Then, Laurie Fugitt, RN, BSN, co-founder of Georgia Overdose Prevention, says this: “It has already helped save many, many lives in Georgia.” How does she know? How many are “many, many?” When she says “helped save,” does she mean that something else was needed to complete the save? If so, what was it?
Then, we get another anecdote, this one from Dr. Michael Kilkenny of the Cabell-Huntington Health Department in West Virginia: “Following initial deployment of EVZIO on February 3, we had a confirmed life saved on February 12th.”
Who made the confirmation? How? What happened?
The news release lists a number of adverse reactions that have been identified during use of naloxone hydrochloride in postoperative patients, including hypotension, hypertension, ventricular tachycardia and fibrillation, dyspnea, pulmonary edema, and cardiac arrest.
While we give the release credit for providing an extensive list of potential list of side effects, we question whether including a long laundry list of warnings under “important safety information” is sufficient to prevent accidents when untrained individuals are treating people who are suspected of opioid overdose. And yet this product is marketed for individuals without medical experience.

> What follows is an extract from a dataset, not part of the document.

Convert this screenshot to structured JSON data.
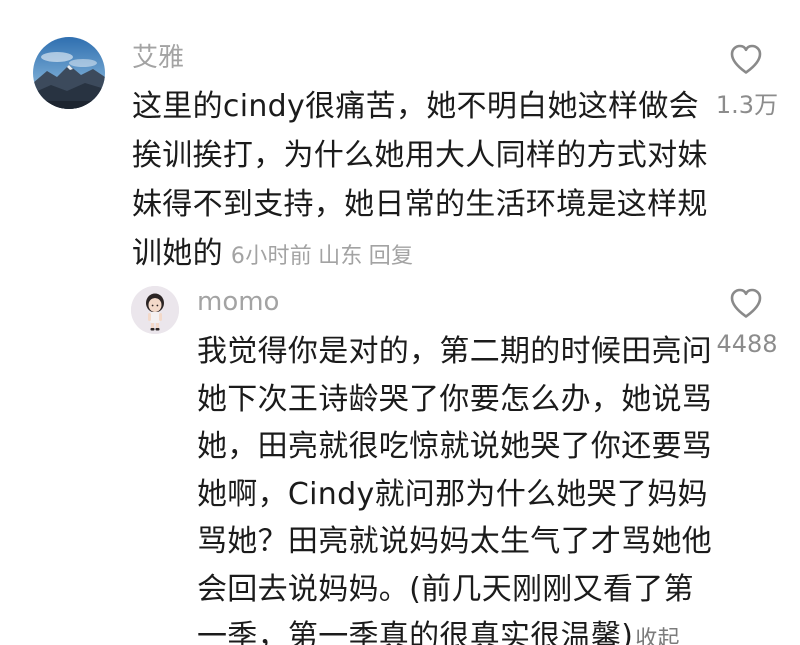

In mentioning usability trials involving the product the release states that, on average, “more than 94% of users can correctly administer EVZIO without training, and 100% with training.” We’d like to know how many volunteers were involved and what is the effect of incorrectly administered Evzio.
The release only briefly mentions that two clinical trials involved Evzio but doesn’t give us any information on how to access the studies for independent review. Anecdotes are meaningful only if they are backed up by data. The news release doesn’t even describe how it came up with the more than 1,000 lives saved claim. We would like to have seen evidence comparing the device versus generic naloxone injections, if they exist.

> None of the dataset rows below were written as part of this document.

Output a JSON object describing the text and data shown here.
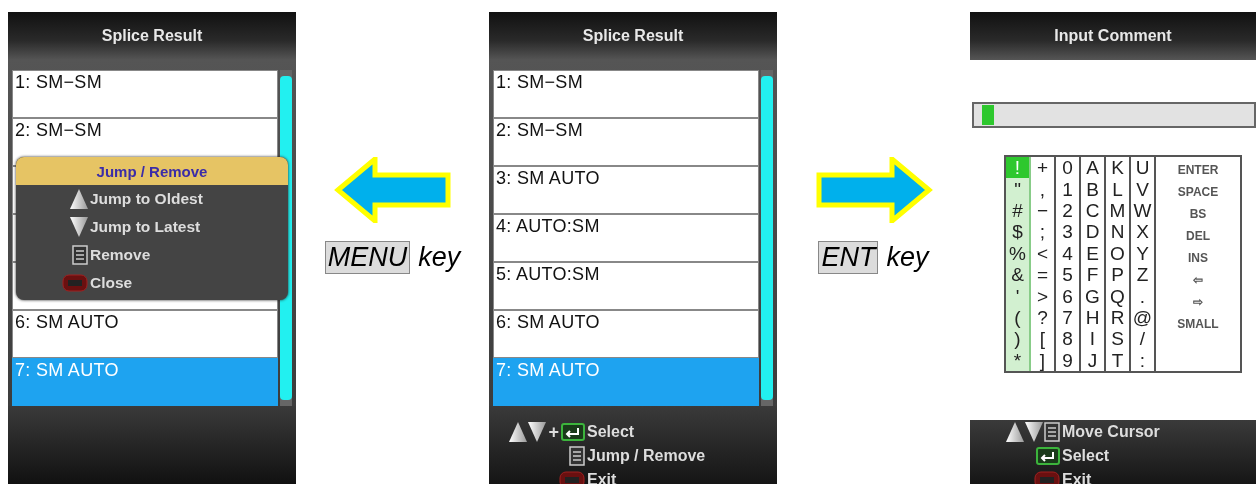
{
  "panels": [
    {
      "kind": "list-screen",
      "title": "Splice Result",
      "rows": [
        {
          "label": "1: SM−SM",
          "selected": false
        },
        {
          "label": "2: SM−SM",
          "selected": false
        },
        {
          "selected": false
        },
        {
          "selected": false
        },
        {
          "selected": false
        },
        {
          "label": "6: SM AUTO",
          "selected": false
        },
        {
          "label": "7: SM AUTO",
          "selected": true
        }
      ],
      "popup": {
        "title": "Jump / Remove",
        "items": [
          {
            "kind": "up",
            "label": "Jump to Oldest"
          },
          {
            "kind": "down",
            "label": "Jump to Latest"
          },
          {
            "kind": "menu",
            "label": "Remove"
          },
          {
            "kind": "esc",
            "label": "Close"
          }
        ]
      }
    },
    {
      "kind": "left-arrow",
      "key": "MENU",
      "suffix": "key"
    },
    {
      "kind": "list-screen",
      "title": "Splice Result",
      "rows": [
        {
          "label": "1: SM−SM",
          "selected": false
        },
        {
          "label": "2: SM−SM",
          "selected": false
        },
        {
          "label": "3: SM AUTO",
          "selected": false
        },
        {
          "label": "4: AUTO:SM",
          "selected": false
        },
        {
          "label": "5: AUTO:SM",
          "selected": false
        },
        {
          "label": "6: SM AUTO",
          "selected": false
        },
        {
          "label": "7: SM AUTO",
          "selected": true
        }
      ],
      "hints": [
        {
          "kind": "arrows-enter",
          "prefix": "+",
          "label": "Select"
        },
        {
          "kind": "menu",
          "label": "Jump / Remove"
        },
        {
          "kind": "esc",
          "label": "Exit"
        }
      ]
    },
    {
      "kind": "right-arrow",
      "key": "ENT",
      "suffix": "key"
    },
    {
      "kind": "keyboard-screen",
      "title": "Input Comment",
      "input": {
        "focused": true
      },
      "keyboard": {
        "columns": [
          {
            "keys": [
              {
                "char": "!",
                "selected": true
              },
              {
                "char": "\"",
                "selected": false
              },
              {
                "char": "#",
                "selected": false
              },
              {
                "char": "$",
                "selected": false
              },
              {
                "char": "%",
                "selected": false
              },
              {
                "char": "&",
                "selected": false
              },
              {
                "char": "'",
                "selected": false
              },
              {
                "char": "(",
                "selected": false
              },
              {
                "char": ")",
                "selected": false
              },
              {
                "char": "*",
                "selected": false
              }
            ]
          },
          {
            "keys": [
              {
                "char": "+",
                "selected": false
              },
              {
                "char": ",",
                "selected": false
              },
              {
                "char": "−",
                "selected": false
              },
              {
                "char": ";",
                "selected": false
              },
              {
                "char": "<",
                "selected": false
              },
              {
                "char": "=",
                "selected": false
              },
              {
                "char": ">",
                "selected": false
              },
              {
                "char": "?",
                "selected": false
              },
              {
                "char": "[",
                "selected": false
              },
              {
                "char": "]",
                "selected": false
              }
            ]
          },
          {
            "keys": [
              {
                "char": "0",
                "selected": false
              },
              {
                "char": "1",
                "selected": false
              },
              {
                "char": "2",
                "selected": false
              },
              {
                "char": "3",
                "selected": false
              },
              {
                "char": "4",
                "selected": false
              },
              {
                "char": "5",
                "selected": false
              },
              {
                "char": "6",
                "selected": false
              },
              {
                "char": "7",
                "selected": false
              },
              {
                "char": "8",
                "selected": false
              },
              {
                "char": "9",
                "selected": false
              }
            ]
          },
          {
            "keys": [
              {
                "char": "A",
                "selected": false
              },
              {
                "char": "B",
                "selected": false
              },
              {
                "char": "C",
                "selected": false
              },
              {
                "char": "D",
                "selected": false
              },
              {
                "char": "E",
                "selected": false
              },
              {
                "char": "F",
                "selected": false
              },
              {
                "char": "G",
                "selected": false
              },
              {
                "char": "H",
                "selected": false
              },
              {
                "char": "I",
                "selected": false
              },
              {
                "char": "J",
                "selected": false
              }
            ]
          },
          {
            "keys": [
              {
                "char": "K",
                "selected": false
              },
              {
                "char": "L",
                "selected": false
              },
              {
                "char": "M",
                "selected": false
              },
              {
                "char": "N",
                "selected": false
              },
              {
                "char": "O",
                "selected": false
              },
              {
                "char": "P",
                "selected": false
              },
              {
                "char": "Q",
                "selected": false
              },
              {
                "char": "R",
                "selected": false
              },
              {
                "char": "S",
                "selected": false
              },
              {
                "char": "T",
                "selected": false
              }
            ]
          },
          {
            "keys": [
              {
                "char": "U",
                "selected": false
              },
              {
                "char": "V",
                "selected": false
              },
              {
                "char": "W",
                "selected": false
              },
              {
                "char": "X",
                "selected": false
              },
              {
                "char": "Y",
                "selected": false
              },
              {
                "char": "Z",
                "selected": false
              },
              {
                "char": ".",
                "selected": false
              },
              {
                "char": "@",
                "selected": false
              },
              {
                "char": "/",
                "selected": false
              },
              {
                "char": ":",
                "selected": false
              }
            ]
          }
        ],
        "commands": [
          {
            "label": "ENTER",
            "selected": false
          },
          {
            "label": "SPACE",
            "selected": false
          },
          {
            "label": "BS",
            "selected": false
          },
          {
            "label": "DEL",
            "selected": false
          },
          {
            "label": "INS",
            "selected": false
          },
          {
            "label": "⇦",
            "selected": false
          },
          {
            "label": "⇨",
            "selected": false
          },
          {
            "label": "SMALL",
            "selected": false
          }
        ]
      },
      "hints": [
        {
          "kind": "arrows-menu",
          "label": "Move Cursor"
        },
        {
          "kind": "enter",
          "label": "Select"
        },
        {
          "kind": "esc",
          "label": "Exit"
        }
      ]
    }
  ]
}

The news release quotes an official in Baltimore stating,”we believe that naloxone should be a part of everyone’s medicine cabinet and everyone’s first aid kit.” While this initially seemed like a stretch to us, the breadth of the opioid overdose crisis in some regions of the country makes it a reasonable proposal.
If a news release is going to quote the president and CEO of the company that makes the drug, readers can assume he has a financial interest in his statements.

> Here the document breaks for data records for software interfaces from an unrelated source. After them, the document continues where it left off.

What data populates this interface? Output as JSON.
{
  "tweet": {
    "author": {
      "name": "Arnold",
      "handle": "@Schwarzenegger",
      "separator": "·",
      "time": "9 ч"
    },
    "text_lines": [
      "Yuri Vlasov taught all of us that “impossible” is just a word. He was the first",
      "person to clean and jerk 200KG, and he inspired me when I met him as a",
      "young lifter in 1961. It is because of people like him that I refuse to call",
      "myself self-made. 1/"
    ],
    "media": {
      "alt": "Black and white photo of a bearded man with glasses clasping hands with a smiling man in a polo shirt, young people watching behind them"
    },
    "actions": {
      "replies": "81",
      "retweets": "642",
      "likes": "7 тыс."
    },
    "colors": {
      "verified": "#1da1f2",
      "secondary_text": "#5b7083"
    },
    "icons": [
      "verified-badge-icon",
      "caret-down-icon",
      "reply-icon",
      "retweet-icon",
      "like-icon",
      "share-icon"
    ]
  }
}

But they are left to wonder about the quotes from health professionals. It might have been a good idea to point out whether they, too, have a financial stake in their statements. If they do not, letting the reader know that might have made their statements appear more persuasive.
But since we don’t have specific evidence of a conflict of interest among any of the quoted sources, we’ll rate this Satisfactory.
No alternatives were offered. Besides the injectable forms of naloxone, a Narcan nasal spray is also on the market.
The National Institute of Allergy and Infectious Disease provides a listing of diffferent forms of naloxone.
The release states that the product is FDA approved and quotes numerous public officials discussing its use in their communities, so one can infer that it is on the market. However, since the release suggests that everyone should have the product in their medicine cabinets, it’s really important to know whether and how members of the general public could purchase this product. It’s not made clear that naloxone is something that must be prescribed. So we’re rating this Not Satisfactory on that basis.
The release states that the device is the first naloxone product approved for use by individuals without medical training. Further, the device employs “intelligent” voice and visual guidance for use. To our knowledge it is the only product to do so.
The release avoids the use of unjustifiable terms like “breakthrough” and “game-changing” so we rate this criteria as satisfactory, despite its heavy reliance on anecdotes.